The End of Russian Energy Terrorism
For too long now, the Putin regime has been terrorizing Eastern Europe, Central Asia and the West with energy warfare, little different from what Al Qaeda does with bombs. At last, though, the tide seems to be turning on this pathetic last-ditch effort of the Russian Kremlin to once again dominate the globe.
At the recent World Gas Conference in Buenos Aires, the world learned that exciting new sources of natural gas are being developed in response to rising prices, which in turn in part result from Russian energy terrorism. The Telegraph reports: “If the new forecasts are accurate, Gazprom is not going to be the perennial cash cow funding Russia’s great power resurgence. Russia’s budget may be in structural deficit.”
Writing in the Financial Times, David Clark of the Russia Foundation, lays out the details of Russia’s horrifying miscalculation regarding energy. He notes that Russia has just rejected the Energy Charter Treaty, which would apply the rule of law to international energy transactions, because “there is no room” in Putin’s vision of worldwide energy terrorism “for the niceties of international law or respect for property rights.” But Clark calls this tactic “unsustainable” over the long haul, and points out that it could lead Russia as a nation over the precipice of ruin.
Even the Russian government itself acknowledges the state is far too dependent on energy prices, yet this move further isolates Russia from international markets and literally puts all its economic eggs in the energy basket.
It’s not a sturdy basket. As Clark points out, Russia’s pandemic corruption and inefficiency mean it has increasingly greater trouble with extraction of fuel from its frozen, remote fields. Foreign investment is crucial to increase technology and efficiency, but Russia is repudiating that investment by rejecting international law.
Clark makes the crucial point that the development of new energy resources is not the only serious pressure Russia will Face. It must also deal with “the EU’s drive to liberalise its energy market by forcing a separation of production and supply activities and building the interconnectors needed to switch energy supplies rapidly across Europe. Properly implemented, these measures will neutralise Russian strategies of vertical integration and market segmentation while encouraging new suppliers to enter the market.”
The comes his devastating conclusion:
In its zeal to recover lost global status, Russia has over-played the energy card in a way that threatens to destroy demand for its own primary export. The second gas war with Ukraine earlier this year forced a widespread rethink about the level of European dependency on Russian supplies and accelerated the search for alternatives. After Russia’s rejection of the guarantees contained in the ECT, investors may now follow suit and look for less risky options for a return on their capital. If so, Russia’s potential as an energy superpower will remain unrealised and it will pay a heavy economic penalty in lost revenues and flagging growth. The Putin model is broken and sooner or later Russia will have to prove its worth as a reliable energy partner by signing up once again to the ECT or something very much like it.

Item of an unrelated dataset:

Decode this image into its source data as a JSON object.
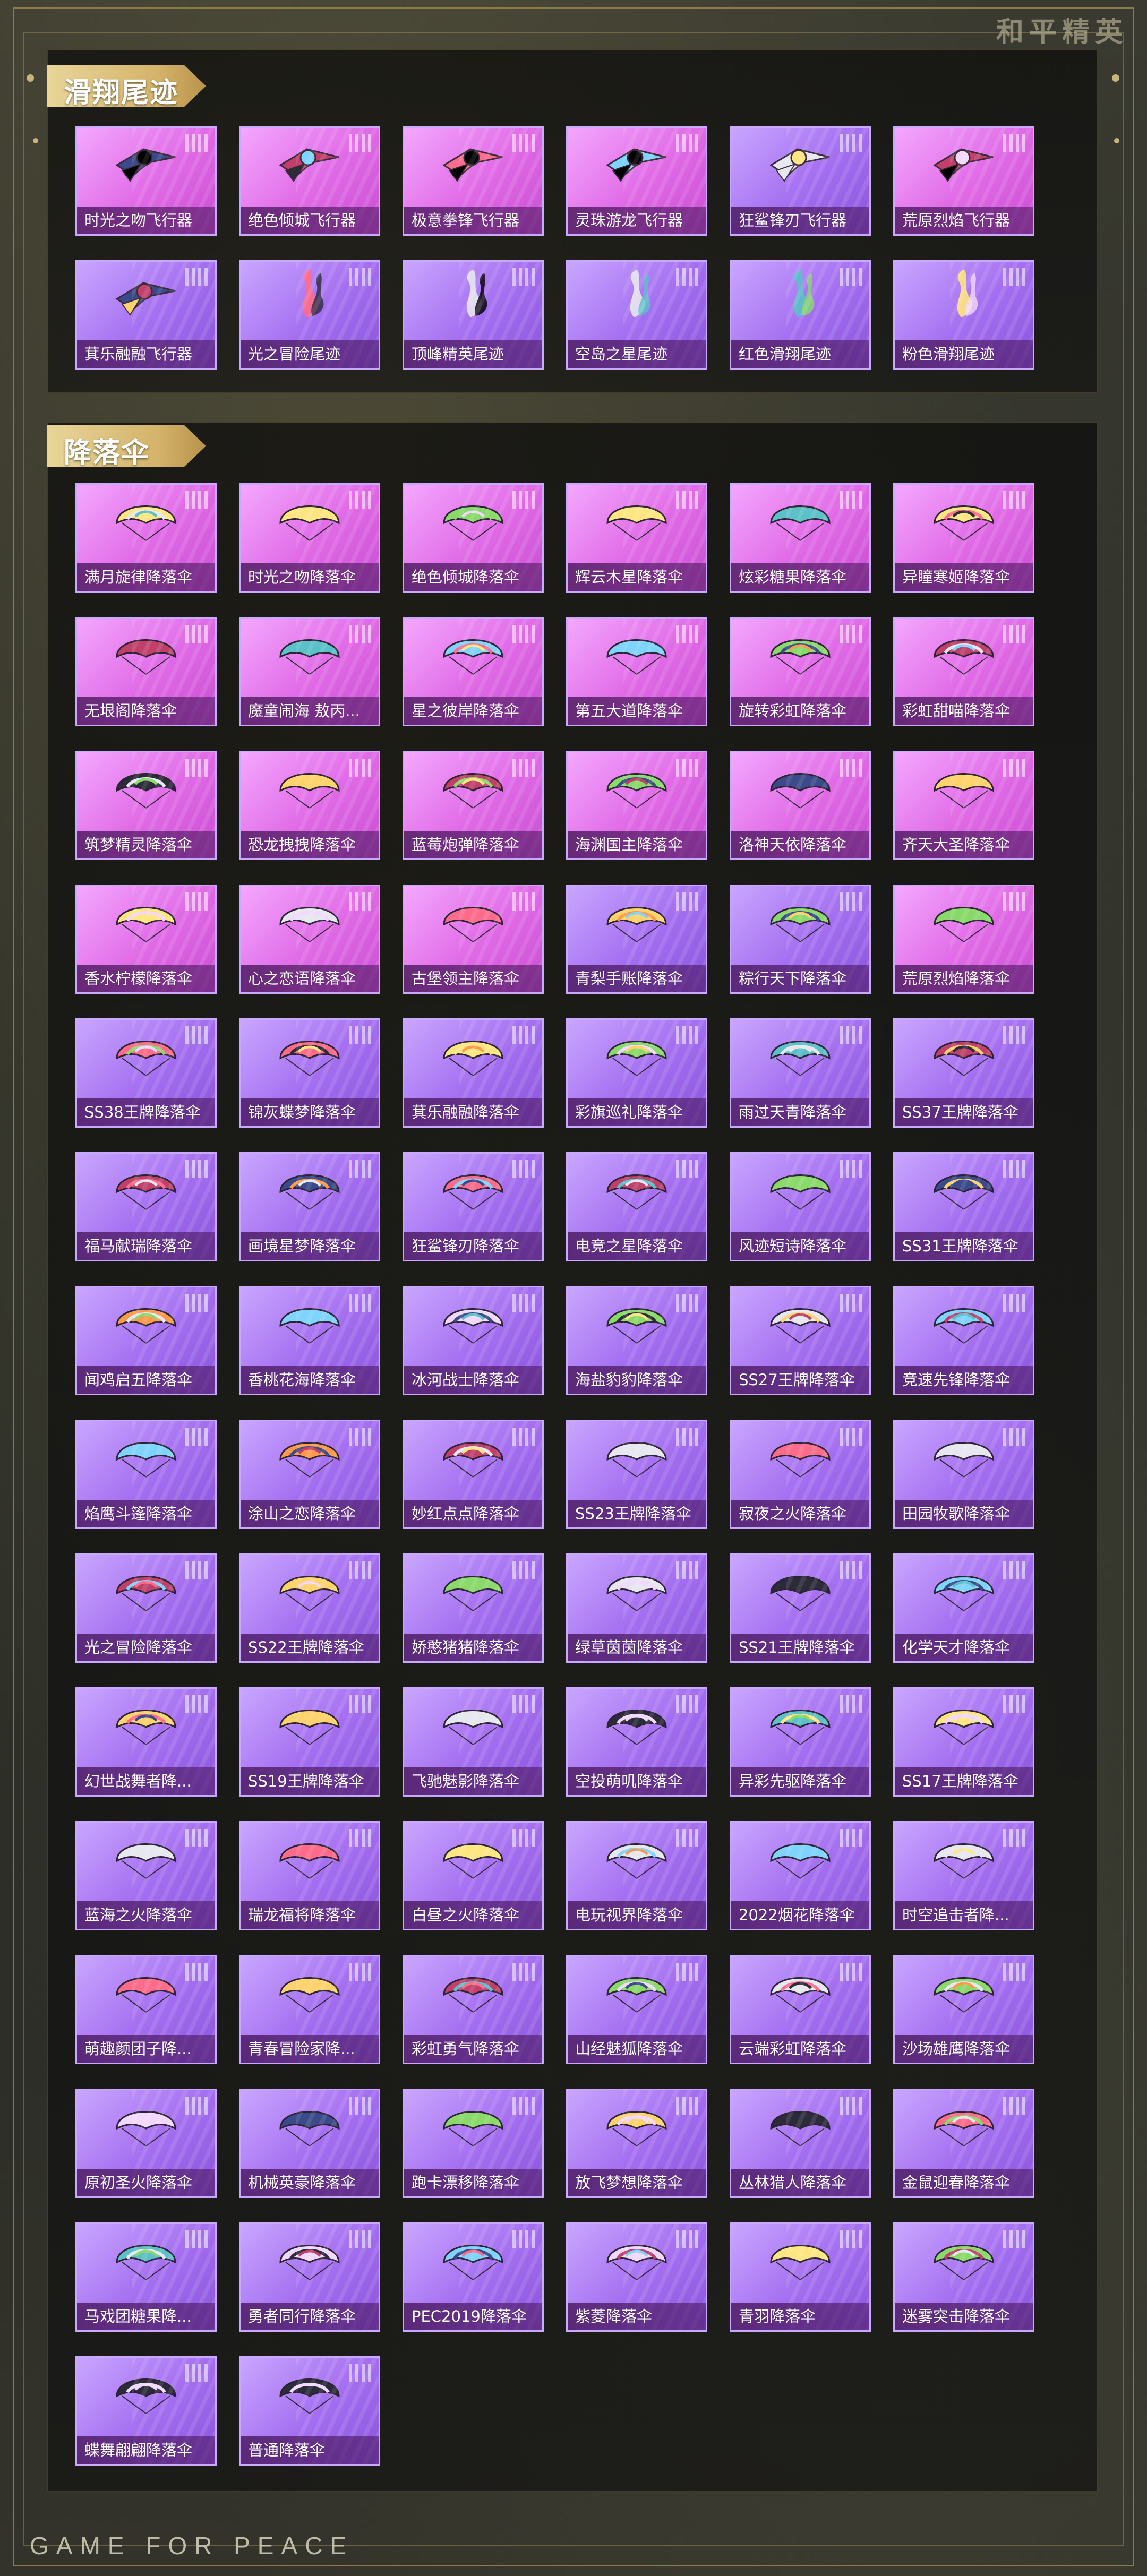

In other words, Russia’s days as a nation of energy terrorists are numbered.